By Matthew Chisholm
Consumers expect a personalized marketplace. But why is it that retail and service businesses are comfortable categorizing their grocery stores and hotels, while we in the financial-advice industry shy away from making similar categorical offerings to our clients? The future of retail, technology and marketing is personalized—and your firm's service offering should be too.
The case for segmentation is clear. In our research, Fidelity found that firms that segment their client base surpassed those who do not in assets under management (AUM), growth in AUM, number of clients with $1 million or more, and annual compensation to advisors. Not only can segmentation benefit your business, but more importantly, it can deliver an exceptional and differentiated client experience.
So how do you get there? Following are four steps to consider to help set up a client-segmentation strategy for your firm.
Step 1: Thoughtfully define your goals
Before you start this process, take the time to clearly define what you want to achieve through segmentation. Are you looking to bring on new clients, or dedicate more resources to your current high-value customers? Once your goals have been defined, begin allocating your firm’s resources for more efficient growth. If you have smaller clients who are not a major source of revenue for your firm, consider bringing in a more junior advisor to manage those clients. Focus on dedicating more time to clients fitting the ideal profile—those who will help you achieve your goals. And finally, it’s important to match your services with your client needs. Remember that not every investor needs or wants the same level of service. The effort and expense required to support a client needs to align to the value they provide to your firm.
Step 2: Create segmentation that supports the client experience

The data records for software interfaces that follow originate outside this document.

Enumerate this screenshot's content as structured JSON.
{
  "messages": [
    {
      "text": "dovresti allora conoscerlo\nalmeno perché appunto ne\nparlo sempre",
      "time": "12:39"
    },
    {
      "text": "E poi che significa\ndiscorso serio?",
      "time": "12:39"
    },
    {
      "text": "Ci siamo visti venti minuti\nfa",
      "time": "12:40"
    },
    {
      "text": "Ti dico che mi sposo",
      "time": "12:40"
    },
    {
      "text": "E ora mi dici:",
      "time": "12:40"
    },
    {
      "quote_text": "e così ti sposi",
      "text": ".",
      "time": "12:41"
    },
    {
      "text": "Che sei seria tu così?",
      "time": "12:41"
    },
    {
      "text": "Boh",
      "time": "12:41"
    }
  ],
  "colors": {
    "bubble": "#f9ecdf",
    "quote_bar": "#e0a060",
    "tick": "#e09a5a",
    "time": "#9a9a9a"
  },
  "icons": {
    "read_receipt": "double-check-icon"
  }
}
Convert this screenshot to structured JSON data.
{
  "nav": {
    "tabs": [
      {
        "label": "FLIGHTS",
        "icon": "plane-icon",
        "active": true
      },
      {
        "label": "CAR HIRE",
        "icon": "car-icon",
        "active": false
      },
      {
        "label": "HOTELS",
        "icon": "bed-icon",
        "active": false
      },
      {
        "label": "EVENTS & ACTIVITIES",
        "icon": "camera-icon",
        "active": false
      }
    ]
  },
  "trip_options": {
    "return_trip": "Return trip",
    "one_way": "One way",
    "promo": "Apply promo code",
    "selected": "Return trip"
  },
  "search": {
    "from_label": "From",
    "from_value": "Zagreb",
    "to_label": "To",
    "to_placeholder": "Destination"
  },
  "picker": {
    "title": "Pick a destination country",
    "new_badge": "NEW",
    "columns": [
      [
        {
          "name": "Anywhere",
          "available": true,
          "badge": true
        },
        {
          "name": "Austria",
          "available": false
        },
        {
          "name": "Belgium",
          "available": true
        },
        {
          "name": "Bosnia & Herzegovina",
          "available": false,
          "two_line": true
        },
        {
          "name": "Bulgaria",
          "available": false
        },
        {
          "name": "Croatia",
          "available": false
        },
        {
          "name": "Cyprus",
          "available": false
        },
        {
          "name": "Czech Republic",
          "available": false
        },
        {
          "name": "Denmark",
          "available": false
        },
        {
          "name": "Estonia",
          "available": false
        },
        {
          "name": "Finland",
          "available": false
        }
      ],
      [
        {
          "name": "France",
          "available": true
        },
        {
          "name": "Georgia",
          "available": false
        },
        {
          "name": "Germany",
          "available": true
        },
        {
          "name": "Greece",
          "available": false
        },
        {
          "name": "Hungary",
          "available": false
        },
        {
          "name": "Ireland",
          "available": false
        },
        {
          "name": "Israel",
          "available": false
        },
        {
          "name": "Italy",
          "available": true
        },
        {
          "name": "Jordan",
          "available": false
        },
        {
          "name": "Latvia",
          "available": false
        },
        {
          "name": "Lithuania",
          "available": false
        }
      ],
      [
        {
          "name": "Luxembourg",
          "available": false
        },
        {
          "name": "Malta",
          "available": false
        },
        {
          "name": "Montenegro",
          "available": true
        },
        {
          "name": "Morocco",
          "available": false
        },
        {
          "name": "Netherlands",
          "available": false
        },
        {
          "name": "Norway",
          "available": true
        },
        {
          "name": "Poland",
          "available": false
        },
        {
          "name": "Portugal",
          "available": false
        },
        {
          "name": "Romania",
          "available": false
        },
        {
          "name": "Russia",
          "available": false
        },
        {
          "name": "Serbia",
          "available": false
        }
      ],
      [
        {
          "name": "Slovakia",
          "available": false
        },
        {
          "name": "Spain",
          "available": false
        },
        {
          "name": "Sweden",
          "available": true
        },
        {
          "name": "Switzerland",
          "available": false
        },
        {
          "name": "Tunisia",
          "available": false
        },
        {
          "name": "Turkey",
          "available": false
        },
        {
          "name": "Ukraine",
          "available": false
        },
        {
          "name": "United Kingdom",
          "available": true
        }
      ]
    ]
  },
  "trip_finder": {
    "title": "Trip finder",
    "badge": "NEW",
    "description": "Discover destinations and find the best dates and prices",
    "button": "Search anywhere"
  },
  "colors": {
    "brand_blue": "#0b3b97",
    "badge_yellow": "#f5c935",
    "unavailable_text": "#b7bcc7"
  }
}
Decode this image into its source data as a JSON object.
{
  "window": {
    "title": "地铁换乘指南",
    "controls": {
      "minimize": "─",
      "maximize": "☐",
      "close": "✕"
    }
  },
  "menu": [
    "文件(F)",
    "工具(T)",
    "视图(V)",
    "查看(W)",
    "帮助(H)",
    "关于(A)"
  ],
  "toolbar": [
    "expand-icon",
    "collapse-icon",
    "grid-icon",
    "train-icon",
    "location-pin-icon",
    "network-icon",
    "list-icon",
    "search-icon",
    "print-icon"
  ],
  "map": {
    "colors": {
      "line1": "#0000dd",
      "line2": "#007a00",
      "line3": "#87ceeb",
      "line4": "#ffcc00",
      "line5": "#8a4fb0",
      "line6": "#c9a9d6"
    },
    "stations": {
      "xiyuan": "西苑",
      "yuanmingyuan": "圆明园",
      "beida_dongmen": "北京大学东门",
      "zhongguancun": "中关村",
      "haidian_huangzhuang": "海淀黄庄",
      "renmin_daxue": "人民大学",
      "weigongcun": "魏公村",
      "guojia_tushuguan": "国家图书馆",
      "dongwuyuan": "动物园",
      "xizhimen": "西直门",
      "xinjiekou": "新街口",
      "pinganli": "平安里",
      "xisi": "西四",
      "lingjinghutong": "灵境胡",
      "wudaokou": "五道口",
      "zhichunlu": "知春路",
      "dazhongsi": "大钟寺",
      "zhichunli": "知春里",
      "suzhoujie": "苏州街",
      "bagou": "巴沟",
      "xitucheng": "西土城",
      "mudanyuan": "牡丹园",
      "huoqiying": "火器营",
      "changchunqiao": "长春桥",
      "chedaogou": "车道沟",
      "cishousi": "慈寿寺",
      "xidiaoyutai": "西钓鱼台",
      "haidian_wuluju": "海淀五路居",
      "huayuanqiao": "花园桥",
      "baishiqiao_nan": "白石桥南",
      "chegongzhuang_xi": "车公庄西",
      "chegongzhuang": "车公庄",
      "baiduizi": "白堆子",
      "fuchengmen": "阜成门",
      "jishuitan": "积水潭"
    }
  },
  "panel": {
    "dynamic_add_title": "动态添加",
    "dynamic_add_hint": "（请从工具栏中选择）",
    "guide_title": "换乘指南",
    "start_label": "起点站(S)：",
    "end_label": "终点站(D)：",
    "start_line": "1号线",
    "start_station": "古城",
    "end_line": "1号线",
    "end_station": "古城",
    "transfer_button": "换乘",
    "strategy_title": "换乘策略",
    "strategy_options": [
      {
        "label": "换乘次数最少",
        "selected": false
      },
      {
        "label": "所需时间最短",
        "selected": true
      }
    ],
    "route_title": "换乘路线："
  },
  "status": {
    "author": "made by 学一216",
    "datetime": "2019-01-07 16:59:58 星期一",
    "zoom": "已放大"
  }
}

Firms may want to consider building tiered service levels using a scored stack rank. This takes other factors like wealth trajectory, client location and likelihood of referrals into consideration at weights you can decide upon. These tiers can help you set the priority for requests as well as manage your advisors’ time allocations to each client, depending on their tier. When matching advisors to client tiers, look for other opportunities to help create a strong relationship between the advisor and investor. Consider demographic information like gender, but dig deeper than that to match behavioral traits like technology use and even hobbies. Pairing those with a mutual interest in golf or charitable giving can help clients feel their service has been personalized.
Step 3: Effectively collect, manage and analyze client data
Quality data is what will help you effectively segment your clients. Data will come in a range of forms—through personal relationships, emails, paperwork, etc. For new clients, try using the sales and discovery process to collect the bulk of this data. Drill down into the specifics, even going as far as client food and vacation preferences. It’s all in the details. A dynamic data-management system to track all of this can be critical here. Quality data is no good if it’s in varied forms and documents throughout your firm. Ensure associates are trained on how to enter data into a customer relationship management system (CRM), or better yet, bring on a dedicated resource to manage the system and continually update and mine information.
Step 4: Strategically transition clients
When the time comes to move your clients into your personalized segments, be sure to do so carefully for both clients and advisors. Some clients may feel as if a valuable relationship is ending, while advisors may feel their book of business has been short-changed. It’s important to educate both on how he or she will benefit from the change. This may include incentive programs for your advisors and thoroughly explaining the start of expanded service for clients. For both parties, they should walk away feeling like they have gained in a meaningful way from the transition.
Ultimately, getting to know your clients and creating tiered and tailored programs for them is the future of the advisor industry. Not only can clients walk away with improved service, but your advisors can be given the opportunity to focus on their key value drivers and enhance their overall productivity. And that is what we like to call a win-win.
Matthew Chisholm is senior vice president, Practice Management and Consulting, for Fidelity Clearing & Custody Solutions.